----- GIVEN DATA -----

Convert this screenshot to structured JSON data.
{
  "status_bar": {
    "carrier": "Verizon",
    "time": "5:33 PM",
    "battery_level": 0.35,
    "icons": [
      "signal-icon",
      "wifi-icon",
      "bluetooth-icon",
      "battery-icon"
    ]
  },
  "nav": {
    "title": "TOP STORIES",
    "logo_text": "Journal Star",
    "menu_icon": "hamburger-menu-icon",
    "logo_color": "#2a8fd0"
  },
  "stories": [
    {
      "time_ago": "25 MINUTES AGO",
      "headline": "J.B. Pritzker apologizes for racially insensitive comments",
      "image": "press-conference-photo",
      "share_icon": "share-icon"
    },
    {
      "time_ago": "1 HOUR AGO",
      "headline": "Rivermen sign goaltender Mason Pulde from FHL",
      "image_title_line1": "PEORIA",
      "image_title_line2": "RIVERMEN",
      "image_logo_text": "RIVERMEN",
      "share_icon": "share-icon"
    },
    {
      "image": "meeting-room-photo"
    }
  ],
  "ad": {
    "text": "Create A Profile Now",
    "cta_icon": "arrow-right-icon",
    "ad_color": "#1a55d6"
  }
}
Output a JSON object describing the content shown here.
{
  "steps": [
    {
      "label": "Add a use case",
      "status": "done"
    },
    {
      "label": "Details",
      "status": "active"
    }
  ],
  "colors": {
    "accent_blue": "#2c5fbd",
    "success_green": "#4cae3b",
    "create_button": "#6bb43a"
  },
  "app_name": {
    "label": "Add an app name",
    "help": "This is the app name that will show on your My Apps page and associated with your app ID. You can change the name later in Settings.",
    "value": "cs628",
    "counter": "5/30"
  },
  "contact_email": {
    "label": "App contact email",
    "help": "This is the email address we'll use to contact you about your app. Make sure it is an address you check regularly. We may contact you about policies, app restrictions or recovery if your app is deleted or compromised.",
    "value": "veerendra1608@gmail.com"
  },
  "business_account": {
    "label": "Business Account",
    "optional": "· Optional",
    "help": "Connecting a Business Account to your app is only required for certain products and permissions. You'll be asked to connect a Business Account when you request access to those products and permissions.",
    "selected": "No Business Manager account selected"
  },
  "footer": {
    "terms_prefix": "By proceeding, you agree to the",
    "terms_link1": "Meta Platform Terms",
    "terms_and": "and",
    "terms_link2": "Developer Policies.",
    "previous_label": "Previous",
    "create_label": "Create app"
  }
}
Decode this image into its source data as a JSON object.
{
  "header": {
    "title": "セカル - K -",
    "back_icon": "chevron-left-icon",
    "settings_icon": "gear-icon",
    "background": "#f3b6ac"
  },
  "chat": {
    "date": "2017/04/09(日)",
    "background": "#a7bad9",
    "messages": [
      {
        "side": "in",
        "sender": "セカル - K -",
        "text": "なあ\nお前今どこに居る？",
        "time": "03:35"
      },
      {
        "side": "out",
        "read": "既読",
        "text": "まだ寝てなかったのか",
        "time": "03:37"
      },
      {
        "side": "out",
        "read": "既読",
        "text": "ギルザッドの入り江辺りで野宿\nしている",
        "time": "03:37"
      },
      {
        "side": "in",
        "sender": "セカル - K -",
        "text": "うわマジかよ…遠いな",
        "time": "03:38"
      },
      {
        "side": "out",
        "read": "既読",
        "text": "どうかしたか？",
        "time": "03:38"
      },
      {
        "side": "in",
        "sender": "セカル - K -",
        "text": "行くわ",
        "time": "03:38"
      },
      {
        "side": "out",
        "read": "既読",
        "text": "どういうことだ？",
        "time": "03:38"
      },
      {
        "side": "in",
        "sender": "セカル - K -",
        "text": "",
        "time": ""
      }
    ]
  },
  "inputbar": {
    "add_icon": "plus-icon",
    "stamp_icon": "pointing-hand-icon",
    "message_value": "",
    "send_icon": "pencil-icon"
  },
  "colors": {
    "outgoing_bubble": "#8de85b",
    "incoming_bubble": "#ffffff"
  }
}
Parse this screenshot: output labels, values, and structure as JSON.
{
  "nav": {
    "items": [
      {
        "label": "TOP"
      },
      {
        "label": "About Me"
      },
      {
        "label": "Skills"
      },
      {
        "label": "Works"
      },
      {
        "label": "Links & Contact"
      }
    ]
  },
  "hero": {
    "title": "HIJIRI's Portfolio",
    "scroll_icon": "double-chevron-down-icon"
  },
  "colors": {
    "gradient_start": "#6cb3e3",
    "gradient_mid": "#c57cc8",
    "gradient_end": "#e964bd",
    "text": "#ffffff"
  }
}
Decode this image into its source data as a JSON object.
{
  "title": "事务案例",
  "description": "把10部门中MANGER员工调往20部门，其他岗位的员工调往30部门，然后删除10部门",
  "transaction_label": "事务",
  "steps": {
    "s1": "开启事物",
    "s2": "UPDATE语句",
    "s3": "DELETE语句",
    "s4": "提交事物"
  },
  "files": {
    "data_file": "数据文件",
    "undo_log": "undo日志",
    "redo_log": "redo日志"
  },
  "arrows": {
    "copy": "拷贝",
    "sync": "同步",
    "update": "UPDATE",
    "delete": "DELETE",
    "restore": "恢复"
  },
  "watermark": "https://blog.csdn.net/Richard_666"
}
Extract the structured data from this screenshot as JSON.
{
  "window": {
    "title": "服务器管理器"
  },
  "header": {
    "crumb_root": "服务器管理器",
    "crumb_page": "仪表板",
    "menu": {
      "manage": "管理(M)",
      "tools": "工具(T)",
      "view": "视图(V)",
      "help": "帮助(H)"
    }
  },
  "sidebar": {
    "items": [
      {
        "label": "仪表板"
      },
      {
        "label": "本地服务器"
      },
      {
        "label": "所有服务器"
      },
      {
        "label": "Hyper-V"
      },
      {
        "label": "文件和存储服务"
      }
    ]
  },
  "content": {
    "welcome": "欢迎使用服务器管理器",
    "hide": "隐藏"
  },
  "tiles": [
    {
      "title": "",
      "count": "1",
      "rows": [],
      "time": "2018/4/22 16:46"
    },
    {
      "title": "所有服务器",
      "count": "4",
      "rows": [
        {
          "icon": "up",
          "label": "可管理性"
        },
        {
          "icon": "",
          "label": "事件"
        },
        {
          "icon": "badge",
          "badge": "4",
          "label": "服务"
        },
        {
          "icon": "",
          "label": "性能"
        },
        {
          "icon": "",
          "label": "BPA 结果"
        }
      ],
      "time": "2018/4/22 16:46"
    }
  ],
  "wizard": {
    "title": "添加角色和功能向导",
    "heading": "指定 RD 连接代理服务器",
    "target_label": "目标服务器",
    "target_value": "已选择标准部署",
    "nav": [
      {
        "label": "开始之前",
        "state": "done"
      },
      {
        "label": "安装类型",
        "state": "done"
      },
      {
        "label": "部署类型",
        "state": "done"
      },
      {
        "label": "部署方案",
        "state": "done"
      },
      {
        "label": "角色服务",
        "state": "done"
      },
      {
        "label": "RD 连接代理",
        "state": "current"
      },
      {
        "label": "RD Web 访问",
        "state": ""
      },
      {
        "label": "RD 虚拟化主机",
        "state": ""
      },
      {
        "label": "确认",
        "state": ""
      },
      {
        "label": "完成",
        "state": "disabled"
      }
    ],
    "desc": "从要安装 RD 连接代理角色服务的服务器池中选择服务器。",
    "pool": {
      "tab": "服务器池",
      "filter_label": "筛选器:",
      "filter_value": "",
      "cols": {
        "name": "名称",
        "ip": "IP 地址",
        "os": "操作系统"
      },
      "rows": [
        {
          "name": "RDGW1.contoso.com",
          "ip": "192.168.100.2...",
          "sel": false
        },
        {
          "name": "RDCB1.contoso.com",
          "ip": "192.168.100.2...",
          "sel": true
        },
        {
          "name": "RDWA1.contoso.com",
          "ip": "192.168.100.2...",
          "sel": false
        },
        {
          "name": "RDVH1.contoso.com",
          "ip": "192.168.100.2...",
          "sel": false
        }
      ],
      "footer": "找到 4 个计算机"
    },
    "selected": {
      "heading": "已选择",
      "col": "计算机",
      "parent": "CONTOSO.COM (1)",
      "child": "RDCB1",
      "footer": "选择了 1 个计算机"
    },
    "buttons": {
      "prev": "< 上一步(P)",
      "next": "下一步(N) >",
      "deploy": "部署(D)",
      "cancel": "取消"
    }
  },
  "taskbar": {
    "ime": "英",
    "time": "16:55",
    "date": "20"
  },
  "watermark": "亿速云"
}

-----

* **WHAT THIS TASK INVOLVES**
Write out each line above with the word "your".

* **SOLUTION BELOW**
    "help": "This is the app name that will show on your My Apps page and associated with your app ID. You can change the name later in Settings.",
    "help": "This is the email address we'll use to contact you about your app. Make sure it is an address you check regularly. We may contact you about policies, app restrictions or recovery if your app is deleted or compromised.",
    "help": "Connecting a Business Account to your app is only required for certain products and permissions. You'll be asked to connect a Business Account when you request access to those products and permissions.",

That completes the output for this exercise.